The insurance industry employs many agents (for example, brokers, coverholders, underwriting agents) and inevitably there have been occasions when an agent has been in receipt of a secret commission (or bribe) in breach of the agent’s duties to its principal.
In the recent case of FHR v Mankouris  EWCA civ 17, the English Court of Appeal has again considered the question of whether the wronged principal has a proprietary right to trace the proceeds of the secret commission or is limited to an action for an account. The difference is important, and the tracing remedy more valuable, if the agent is insolvent or the secret commission has been used to invest in assets with a higher value.

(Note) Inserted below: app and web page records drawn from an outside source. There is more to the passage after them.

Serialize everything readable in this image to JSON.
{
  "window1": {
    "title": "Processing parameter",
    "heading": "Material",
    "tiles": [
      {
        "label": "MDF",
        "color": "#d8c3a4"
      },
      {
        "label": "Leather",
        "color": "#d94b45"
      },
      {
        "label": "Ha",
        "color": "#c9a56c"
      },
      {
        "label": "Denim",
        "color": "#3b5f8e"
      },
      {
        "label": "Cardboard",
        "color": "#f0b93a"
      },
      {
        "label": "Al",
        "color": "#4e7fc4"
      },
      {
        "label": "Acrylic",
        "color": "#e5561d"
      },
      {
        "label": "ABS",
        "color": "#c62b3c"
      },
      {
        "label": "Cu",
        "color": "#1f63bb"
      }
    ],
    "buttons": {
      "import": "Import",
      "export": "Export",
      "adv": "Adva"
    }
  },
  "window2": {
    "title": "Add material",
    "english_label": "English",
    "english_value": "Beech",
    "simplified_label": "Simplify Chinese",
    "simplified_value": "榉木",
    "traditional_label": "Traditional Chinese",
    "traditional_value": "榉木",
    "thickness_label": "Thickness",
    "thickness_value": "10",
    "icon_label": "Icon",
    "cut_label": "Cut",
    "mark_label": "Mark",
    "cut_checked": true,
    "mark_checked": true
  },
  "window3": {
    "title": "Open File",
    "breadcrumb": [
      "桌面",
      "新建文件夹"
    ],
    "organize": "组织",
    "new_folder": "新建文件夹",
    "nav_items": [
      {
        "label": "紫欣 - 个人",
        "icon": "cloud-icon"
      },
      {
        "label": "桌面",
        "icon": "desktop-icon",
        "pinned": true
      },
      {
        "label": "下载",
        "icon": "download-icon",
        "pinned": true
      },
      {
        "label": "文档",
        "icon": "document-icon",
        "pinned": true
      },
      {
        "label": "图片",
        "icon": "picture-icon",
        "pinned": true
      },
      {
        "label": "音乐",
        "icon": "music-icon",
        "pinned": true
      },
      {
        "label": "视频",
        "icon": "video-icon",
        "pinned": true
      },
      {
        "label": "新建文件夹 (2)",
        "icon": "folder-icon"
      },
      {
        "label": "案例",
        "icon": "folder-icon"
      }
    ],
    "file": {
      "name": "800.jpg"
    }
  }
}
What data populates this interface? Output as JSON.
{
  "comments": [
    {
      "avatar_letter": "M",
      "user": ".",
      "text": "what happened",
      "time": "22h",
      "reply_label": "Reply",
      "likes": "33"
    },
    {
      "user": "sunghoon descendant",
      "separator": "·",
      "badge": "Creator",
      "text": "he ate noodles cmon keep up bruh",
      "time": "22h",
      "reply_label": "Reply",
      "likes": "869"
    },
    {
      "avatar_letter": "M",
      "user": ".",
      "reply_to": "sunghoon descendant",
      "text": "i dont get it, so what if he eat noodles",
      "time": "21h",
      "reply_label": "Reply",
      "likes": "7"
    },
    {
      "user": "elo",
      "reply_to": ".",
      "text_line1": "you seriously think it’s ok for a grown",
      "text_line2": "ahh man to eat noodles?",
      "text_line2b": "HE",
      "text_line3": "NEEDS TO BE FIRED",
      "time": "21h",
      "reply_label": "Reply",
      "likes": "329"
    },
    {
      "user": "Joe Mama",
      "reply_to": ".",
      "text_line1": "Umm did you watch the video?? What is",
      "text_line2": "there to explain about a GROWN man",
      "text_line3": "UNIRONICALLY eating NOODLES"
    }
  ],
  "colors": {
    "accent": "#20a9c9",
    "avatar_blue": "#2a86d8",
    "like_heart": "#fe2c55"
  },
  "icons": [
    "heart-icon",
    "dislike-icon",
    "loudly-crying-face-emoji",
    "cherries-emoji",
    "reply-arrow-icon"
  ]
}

The Court openly invited the Supreme Court (or Parliament) to clarify the law in this area, but held that if it could be shown that the agent had obtained a benefit by taking advantage of an opportunity that was properly that of the principal, then the benefit was held on constructive trust for the principal, and was accordingly subject to a tracing remedy.
On the facts in FHR v Mankouris, this meant that the buyers of a hotel were entitled to trace into a secret commission paid to its agent by the vendor since if the buyers had been aware of the commission, they would have had an opportunity to negotiate a lower price for the hotel. By analogy, a policyholder could trace into a secret commission paid to its broker by an insurer if it could be shown that the policyholder would have negotiated a lower premium if the commission had been disclosed.